#### Task details:
Using the entries below, copy out all lines where "followers" is found.

+++ Raw data

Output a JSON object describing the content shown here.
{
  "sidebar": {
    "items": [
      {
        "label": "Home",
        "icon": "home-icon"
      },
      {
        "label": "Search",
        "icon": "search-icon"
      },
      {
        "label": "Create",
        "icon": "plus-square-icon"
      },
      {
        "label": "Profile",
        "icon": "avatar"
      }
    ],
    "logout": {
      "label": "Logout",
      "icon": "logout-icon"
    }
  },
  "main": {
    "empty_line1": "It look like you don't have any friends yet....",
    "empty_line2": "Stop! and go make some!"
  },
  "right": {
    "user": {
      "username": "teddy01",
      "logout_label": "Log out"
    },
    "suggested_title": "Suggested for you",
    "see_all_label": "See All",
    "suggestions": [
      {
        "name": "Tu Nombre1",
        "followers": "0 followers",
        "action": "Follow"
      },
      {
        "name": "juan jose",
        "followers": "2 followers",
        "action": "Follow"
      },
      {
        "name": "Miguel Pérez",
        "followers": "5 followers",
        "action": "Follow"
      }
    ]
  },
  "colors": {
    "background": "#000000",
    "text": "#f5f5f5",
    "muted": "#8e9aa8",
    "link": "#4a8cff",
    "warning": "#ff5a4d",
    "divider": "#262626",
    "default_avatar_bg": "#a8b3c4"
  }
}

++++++

#### Task output:
        "followers": "0 followers",
        "followers": "2 followers",
        "followers": "5 followers",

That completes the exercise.